*Finally, a 2006 village bond issue of $3 million was backed by property taxes, with an annual abatement. "Home owners got $30 back," Jezierny said. "They should have gotten over $100." Jezierny noted that Carson's Ribs, Petco, Value City, Magnum's and ITW have all closed their facilities in the village in the last 4 years.

Dobrzycki, in rebuttal, said that he has worked to "create a new sense of identity" in the village and pledged that he will initiate "open government," with all expenditures available online. "You can't make everybody happy," he said.

 Dobrzycki adds that in 2001 Chicago increased the sewer fee charged the village from $5,500 to $155,000 annually and that the Pabich Administration didn't pay it. That cost the village $1 million, which now is being paid in installments, he said. The village charges $10 per thousand of the price for home sales, and the downturn in the real estate market cost about $250,000 in expected revenue. And, Dobrzycki adds, Jezierny and Szlendak sued Fuller for allegedly calling them corrupt, but the case was dismissed. "They added to the taxpayers' tab," he said.

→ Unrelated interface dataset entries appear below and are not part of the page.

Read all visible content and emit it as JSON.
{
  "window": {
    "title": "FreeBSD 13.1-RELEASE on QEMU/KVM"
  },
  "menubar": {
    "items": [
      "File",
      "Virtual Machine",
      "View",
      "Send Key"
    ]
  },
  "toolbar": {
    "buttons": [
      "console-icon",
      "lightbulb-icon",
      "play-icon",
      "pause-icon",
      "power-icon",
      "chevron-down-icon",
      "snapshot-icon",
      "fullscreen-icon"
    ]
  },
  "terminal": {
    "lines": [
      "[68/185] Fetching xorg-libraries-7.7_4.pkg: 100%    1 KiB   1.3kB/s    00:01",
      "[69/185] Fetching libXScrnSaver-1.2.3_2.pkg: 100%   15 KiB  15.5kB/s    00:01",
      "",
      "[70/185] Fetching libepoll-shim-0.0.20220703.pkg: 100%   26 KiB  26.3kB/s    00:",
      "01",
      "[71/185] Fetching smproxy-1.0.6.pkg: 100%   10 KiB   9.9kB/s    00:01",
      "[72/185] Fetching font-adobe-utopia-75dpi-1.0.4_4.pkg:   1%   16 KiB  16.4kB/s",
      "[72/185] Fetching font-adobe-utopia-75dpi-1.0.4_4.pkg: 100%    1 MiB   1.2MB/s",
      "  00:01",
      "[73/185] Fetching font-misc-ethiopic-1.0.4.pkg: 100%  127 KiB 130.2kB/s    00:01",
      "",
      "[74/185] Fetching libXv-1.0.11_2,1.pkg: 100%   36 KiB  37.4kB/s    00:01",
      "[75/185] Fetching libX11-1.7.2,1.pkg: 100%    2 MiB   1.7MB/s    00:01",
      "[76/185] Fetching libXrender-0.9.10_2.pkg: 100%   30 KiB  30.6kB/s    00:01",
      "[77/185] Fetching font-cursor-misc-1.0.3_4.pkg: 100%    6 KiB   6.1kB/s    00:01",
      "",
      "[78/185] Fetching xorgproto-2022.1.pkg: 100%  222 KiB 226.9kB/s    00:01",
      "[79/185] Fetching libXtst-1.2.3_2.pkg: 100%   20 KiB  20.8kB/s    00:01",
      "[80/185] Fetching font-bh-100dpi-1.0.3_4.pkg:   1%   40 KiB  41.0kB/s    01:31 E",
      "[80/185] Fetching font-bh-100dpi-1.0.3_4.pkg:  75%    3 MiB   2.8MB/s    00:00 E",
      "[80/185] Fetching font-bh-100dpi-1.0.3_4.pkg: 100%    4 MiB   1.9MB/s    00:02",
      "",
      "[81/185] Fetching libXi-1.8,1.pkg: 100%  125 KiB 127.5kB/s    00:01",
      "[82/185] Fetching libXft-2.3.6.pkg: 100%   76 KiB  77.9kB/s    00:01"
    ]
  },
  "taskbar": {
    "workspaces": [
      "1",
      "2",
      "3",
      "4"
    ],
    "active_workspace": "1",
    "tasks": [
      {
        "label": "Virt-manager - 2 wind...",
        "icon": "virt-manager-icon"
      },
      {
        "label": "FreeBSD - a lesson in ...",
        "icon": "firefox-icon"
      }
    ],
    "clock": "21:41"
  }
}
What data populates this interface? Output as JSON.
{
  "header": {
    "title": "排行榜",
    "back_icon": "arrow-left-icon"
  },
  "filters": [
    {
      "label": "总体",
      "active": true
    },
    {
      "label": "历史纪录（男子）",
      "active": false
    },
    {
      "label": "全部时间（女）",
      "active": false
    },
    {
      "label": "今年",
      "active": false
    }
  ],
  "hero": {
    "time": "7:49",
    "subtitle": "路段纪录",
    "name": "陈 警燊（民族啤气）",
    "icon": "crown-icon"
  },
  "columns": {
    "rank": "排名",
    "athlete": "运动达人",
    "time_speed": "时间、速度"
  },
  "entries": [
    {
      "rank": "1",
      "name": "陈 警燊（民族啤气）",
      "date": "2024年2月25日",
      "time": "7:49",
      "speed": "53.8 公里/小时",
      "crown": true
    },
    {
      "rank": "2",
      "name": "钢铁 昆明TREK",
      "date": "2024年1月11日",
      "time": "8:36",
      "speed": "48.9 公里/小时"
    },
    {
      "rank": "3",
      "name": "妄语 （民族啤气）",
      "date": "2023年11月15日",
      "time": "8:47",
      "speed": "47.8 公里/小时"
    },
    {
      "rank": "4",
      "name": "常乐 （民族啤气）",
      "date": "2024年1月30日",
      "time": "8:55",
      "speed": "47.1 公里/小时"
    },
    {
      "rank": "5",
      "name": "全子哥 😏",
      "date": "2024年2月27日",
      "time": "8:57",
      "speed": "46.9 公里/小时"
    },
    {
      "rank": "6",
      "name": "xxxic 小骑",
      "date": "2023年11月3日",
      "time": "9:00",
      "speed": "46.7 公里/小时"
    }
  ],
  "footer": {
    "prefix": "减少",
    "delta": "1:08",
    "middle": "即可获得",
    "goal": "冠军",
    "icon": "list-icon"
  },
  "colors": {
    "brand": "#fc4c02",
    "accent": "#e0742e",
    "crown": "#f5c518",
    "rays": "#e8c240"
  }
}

Dobrzycki emphasized that he opposed the old village hall condominium development, noted that Jezierny voted for the streetscaping funding, and said that she was part of the "failed" Pabich regime. "I'm the new beginning, not her," he said.

"I have multiple workers in every precinct," Jezierny said, adding that he declined help from McAuliffe and Banks. Dobrzycki said he has the support of Norwood Park Township Democratic Committeeman Robert Martwick and that he "will get out his vote." Both candidates are of Polish ancestry, neutralizing the ethnic angle.

Victory in the trustee contests is critical to assembling a governing majority and mandate. Jezierny's slate includes incumbents Szlendak, a securities analyst, and Mougolias, a local businessman, along with newcomer Larry Steiner, a food industry salesman. Tim Pabich, the former mayor's son, was rebuffed when he sought a trustee's spot on Jezierny's ticket, and he is running as an independent.

Dobrzycki's slate includes Mike Ryan, a local businessman, Monika Wozniczka, a law student, and Wayne Rzewnicki, an engineer.

For the clerk's post, which has been vacant since the death of Dianne Larson, deputy clerk Marcia Pollowy is running on the Jezierny slate and Debbie Iaffaldano is running on the Dobryzcki slate.

A historical postscript: Ray Willas, a nominal Democrat, was Harwood Heights' mayor from 1973 to 2001. Government then was calm and nearly invisible, but governing was lucrative. Willas' part-time job paid him $70,000 annually as mayor, liquor commissioner and budget officer. Since Willas' departure, chaos has reigned, with divisive contests in 2001 and 2005 and divisive government.

My prediction: Dobrzycki is popular and charismatic, like McCain, but the "Fuller drag" is lethal. Fuller isn't Bush, but Dobrzycki isn't Obama. In a turnout of 1,800, Jezierny will win by 990-810, with 55 percent of the vote; so will Pollowy, Szlendak and Mougolias. But Pabich will drain enough votes from Steiner to allow a Wozniczka upset. That will give Jezierny a 4-2 majority, but Dobrzycki will still be a trustee, and he and his ally Wozniczka may embark on an obstructionist course.

Don't expect Harwood Heights to return to Willas-like sleepiness anytime soon.